TASK ITEM. Would it be possible to write out each entry below exactly, without the pictures?

↓

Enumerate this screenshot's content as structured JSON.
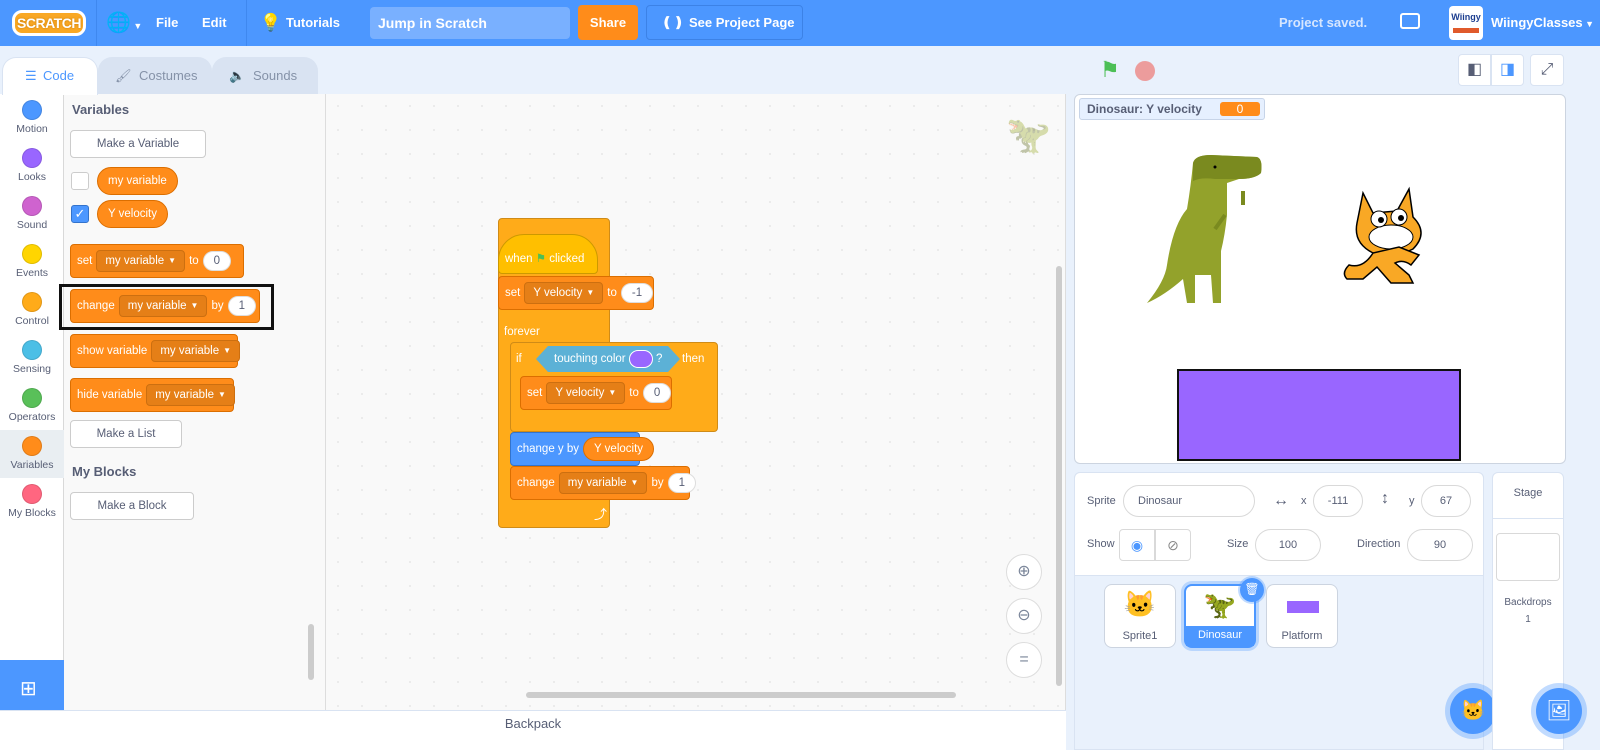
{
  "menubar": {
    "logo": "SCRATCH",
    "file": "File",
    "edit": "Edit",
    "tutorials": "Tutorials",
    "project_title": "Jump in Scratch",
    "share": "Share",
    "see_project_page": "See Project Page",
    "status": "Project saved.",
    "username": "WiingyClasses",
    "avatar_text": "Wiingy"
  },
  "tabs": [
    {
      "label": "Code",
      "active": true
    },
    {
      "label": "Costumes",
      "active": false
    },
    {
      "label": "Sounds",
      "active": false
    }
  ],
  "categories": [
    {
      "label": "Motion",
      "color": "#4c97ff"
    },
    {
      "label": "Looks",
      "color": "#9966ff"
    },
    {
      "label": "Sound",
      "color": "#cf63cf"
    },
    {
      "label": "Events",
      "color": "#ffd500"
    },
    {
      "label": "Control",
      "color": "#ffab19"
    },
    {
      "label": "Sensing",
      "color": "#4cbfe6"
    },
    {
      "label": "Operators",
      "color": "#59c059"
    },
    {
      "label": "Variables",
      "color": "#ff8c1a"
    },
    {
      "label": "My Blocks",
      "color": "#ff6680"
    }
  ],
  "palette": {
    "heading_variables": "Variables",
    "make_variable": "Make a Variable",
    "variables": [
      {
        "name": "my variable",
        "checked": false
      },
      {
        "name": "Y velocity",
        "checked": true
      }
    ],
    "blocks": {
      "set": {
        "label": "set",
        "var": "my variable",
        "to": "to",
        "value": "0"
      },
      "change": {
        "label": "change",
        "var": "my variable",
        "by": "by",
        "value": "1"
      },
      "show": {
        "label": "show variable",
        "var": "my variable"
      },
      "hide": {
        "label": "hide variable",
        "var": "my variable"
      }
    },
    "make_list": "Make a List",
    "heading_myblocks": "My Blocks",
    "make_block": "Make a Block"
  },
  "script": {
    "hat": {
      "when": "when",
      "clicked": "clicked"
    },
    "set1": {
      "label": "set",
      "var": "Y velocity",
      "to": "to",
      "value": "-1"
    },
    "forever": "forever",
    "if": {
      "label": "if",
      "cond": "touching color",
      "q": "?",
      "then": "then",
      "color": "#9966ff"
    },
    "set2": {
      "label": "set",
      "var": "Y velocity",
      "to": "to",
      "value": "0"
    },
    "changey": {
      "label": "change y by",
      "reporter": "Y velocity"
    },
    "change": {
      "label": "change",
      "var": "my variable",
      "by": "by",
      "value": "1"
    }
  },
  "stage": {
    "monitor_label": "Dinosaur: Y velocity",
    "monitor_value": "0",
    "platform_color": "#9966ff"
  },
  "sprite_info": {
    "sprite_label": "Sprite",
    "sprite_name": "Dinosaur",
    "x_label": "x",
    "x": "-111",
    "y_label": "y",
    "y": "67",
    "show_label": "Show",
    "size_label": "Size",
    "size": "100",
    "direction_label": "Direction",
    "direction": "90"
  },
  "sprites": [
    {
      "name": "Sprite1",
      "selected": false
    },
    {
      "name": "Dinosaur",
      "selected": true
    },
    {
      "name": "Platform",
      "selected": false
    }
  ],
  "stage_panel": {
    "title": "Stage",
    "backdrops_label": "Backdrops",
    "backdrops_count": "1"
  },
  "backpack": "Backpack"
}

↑

RESPONSE TO THE EXERCISE.
Enumerate this screenshot's content as structured JSON.
{
  "menubar": {
    "logo": "SCRATCH",
    "file": "File",
    "edit": "Edit",
    "tutorials": "Tutorials",
    "project_title": "Jump in Scratch",
    "share": "Share",
    "see_project_page": "See Project Page",
    "status": "Project saved.",
    "username": "WiingyClasses",
    "avatar_text": "Wiingy"
  },
  "tabs": [
    {
      "label": "Code",
      "active": true
    },
    {
      "label": "Costumes",
      "active": false
    },
    {
      "label": "Sounds",
      "active": false
    }
  ],
  "categories": [
    {
      "label": "Motion",
      "color": "#4c97ff"
    },
    {
      "label": "Looks",
      "color": "#9966ff"
    },
    {
      "label": "Sound",
      "color": "#cf63cf"
    },
    {
      "label": "Events",
      "color": "#ffd500"
    },
    {
      "label": "Control",
      "color": "#ffab19"
    },
    {
      "label": "Sensing",
      "color": "#4cbfe6"
    },
    {
      "label": "Operators",
      "color": "#59c059"
    },
    {
      "label": "Variables",
      "color": "#ff8c1a"
    },
    {
      "label": "My Blocks",
      "color": "#ff6680"
    }
  ],
  "palette": {
    "heading_variables": "Variables",
    "make_variable": "Make a Variable",
    "variables": [
      {
        "name": "my variable",
        "checked": false
      },
      {
        "name": "Y velocity",
        "checked": true
      }
    ],
    "blocks": {
      "set": {
        "label": "set",
        "var": "my variable",
        "to": "to",
        "value": "0"
      },
      "change": {
        "label": "change",
        "var": "my variable",
        "by": "by",
        "value": "1"
      },
      "show": {
        "label": "show variable",
        "var": "my variable"
      },
      "hide": {
        "label": "hide variable",
        "var": "my variable"
      }
    },
    "make_list": "Make a List",
    "heading_myblocks": "My Blocks",
    "make_block": "Make a Block"
  },
  "script": {
    "hat": {
      "when": "when",
      "clicked": "clicked"
    },
    "set1": {
      "label": "set",
      "var": "Y velocity",
      "to": "to",
      "value": "-1"
    },
    "forever": "forever",
    "if": {
      "label": "if",
      "cond": "touching color",
      "q": "?",
      "then": "then",
      "color": "#9966ff"
    },
    "set2": {
      "label": "set",
      "var": "Y velocity",
      "to": "to",
      "value": "0"
    },
    "changey": {
      "label": "change y by",
      "reporter": "Y velocity"
    },
    "change": {
      "label": "change",
      "var": "my variable",
      "by": "by",
      "value": "1"
    }
  },
  "stage": {
    "monitor_label": "Dinosaur: Y velocity",
    "monitor_value": "0",
    "platform_color": "#9966ff"
  },
  "sprite_info": {
    "sprite_label": "Sprite",
    "sprite_name": "Dinosaur",
    "x_label": "x",
    "x": "-111",
    "y_label": "y",
    "y": "67",
    "show_label": "Show",
    "size_label": "Size",
    "size": "100",
    "direction_label": "Direction",
    "direction": "90"
  },
  "sprites": [
    {
      "name": "Sprite1",
      "selected": false
    },
    {
      "name": "Dinosaur",
      "selected": true
    },
    {
      "name": "Platform",
      "selected": false
    }
  ],
  "stage_panel": {
    "title": "Stage",
    "backdrops_label": "Backdrops",
    "backdrops_count": "1"
  },
  "backpack": "Backpack"
}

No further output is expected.